> _PROMPT_
Below are the records; copy every line in them that holds the string "icon".

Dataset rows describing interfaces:
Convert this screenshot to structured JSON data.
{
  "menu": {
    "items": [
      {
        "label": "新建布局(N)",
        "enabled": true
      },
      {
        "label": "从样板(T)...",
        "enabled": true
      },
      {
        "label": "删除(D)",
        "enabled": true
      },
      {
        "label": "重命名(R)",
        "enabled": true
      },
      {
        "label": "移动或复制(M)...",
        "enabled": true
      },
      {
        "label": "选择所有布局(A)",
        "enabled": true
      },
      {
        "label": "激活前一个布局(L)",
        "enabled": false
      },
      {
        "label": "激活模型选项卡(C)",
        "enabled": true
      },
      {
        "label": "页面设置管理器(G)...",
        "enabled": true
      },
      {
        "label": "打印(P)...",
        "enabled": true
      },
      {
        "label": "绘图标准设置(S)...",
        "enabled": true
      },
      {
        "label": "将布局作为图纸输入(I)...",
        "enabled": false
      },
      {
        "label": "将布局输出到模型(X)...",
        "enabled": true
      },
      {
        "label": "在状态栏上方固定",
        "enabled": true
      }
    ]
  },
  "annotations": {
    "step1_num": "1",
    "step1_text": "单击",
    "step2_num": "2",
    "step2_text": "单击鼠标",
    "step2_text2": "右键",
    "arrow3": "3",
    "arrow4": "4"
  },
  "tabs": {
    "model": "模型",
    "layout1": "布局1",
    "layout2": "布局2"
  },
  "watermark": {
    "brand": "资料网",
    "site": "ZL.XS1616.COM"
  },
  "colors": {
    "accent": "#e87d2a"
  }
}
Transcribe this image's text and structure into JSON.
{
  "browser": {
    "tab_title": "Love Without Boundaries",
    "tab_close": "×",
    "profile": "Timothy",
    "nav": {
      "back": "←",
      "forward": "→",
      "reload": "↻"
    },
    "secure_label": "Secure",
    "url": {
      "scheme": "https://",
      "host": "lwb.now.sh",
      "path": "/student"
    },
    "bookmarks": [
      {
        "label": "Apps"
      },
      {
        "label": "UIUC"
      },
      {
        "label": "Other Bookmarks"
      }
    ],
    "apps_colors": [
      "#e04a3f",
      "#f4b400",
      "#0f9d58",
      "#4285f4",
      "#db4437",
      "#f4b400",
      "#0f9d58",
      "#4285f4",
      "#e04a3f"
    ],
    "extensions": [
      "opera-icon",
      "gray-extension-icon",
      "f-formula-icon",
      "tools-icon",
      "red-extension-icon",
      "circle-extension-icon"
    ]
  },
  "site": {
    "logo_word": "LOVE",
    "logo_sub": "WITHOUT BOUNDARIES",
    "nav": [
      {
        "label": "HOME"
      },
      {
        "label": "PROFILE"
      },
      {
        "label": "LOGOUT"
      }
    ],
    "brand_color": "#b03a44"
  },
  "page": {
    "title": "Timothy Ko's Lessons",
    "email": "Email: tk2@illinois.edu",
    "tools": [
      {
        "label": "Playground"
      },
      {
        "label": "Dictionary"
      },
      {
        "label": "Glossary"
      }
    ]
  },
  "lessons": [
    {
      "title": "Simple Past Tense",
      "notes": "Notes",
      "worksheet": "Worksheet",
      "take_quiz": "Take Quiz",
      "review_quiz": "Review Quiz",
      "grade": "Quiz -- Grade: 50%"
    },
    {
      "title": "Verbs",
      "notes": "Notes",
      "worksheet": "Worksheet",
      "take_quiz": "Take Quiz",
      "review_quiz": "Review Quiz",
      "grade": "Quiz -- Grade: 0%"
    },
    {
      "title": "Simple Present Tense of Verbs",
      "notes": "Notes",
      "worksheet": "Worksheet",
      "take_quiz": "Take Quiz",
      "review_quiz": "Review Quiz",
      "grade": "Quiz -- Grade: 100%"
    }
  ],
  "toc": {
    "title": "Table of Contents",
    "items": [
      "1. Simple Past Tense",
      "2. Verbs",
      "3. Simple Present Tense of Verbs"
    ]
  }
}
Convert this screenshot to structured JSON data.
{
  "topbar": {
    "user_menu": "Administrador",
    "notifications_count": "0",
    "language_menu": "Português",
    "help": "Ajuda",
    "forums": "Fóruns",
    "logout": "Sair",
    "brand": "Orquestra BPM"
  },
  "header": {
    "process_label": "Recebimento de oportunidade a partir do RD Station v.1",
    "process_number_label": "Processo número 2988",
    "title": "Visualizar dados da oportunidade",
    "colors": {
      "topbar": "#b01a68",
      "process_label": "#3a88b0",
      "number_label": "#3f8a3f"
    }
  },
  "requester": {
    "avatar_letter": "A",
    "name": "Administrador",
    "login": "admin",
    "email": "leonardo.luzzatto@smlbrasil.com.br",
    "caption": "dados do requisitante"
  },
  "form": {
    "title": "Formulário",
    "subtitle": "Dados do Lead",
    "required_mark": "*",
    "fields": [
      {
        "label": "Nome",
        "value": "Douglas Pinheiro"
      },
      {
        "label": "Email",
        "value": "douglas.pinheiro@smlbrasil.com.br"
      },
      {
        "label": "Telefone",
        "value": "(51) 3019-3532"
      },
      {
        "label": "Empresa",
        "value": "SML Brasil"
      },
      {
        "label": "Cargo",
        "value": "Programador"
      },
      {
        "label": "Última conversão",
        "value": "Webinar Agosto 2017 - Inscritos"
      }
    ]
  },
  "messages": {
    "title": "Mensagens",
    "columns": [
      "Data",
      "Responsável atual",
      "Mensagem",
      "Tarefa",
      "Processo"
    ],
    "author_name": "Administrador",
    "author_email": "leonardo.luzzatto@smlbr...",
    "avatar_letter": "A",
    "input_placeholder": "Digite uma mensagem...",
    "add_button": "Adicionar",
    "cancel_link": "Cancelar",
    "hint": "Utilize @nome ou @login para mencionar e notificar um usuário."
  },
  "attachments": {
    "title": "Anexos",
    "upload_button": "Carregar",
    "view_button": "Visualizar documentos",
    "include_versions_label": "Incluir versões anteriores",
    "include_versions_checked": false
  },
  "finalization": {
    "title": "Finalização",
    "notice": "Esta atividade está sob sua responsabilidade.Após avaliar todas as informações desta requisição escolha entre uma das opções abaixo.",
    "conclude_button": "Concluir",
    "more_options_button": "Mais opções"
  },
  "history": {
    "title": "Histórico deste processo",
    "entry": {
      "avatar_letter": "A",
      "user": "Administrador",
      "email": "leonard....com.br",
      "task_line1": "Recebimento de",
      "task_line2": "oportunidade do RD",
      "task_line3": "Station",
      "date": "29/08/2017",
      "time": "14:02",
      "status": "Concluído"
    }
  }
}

> _PROBLEM SOLUTION_
      "opera-icon",
      "gray-extension-icon",
      "f-formula-icon",
      "tools-icon",
      "red-extension-icon",
      "circle-extension-icon"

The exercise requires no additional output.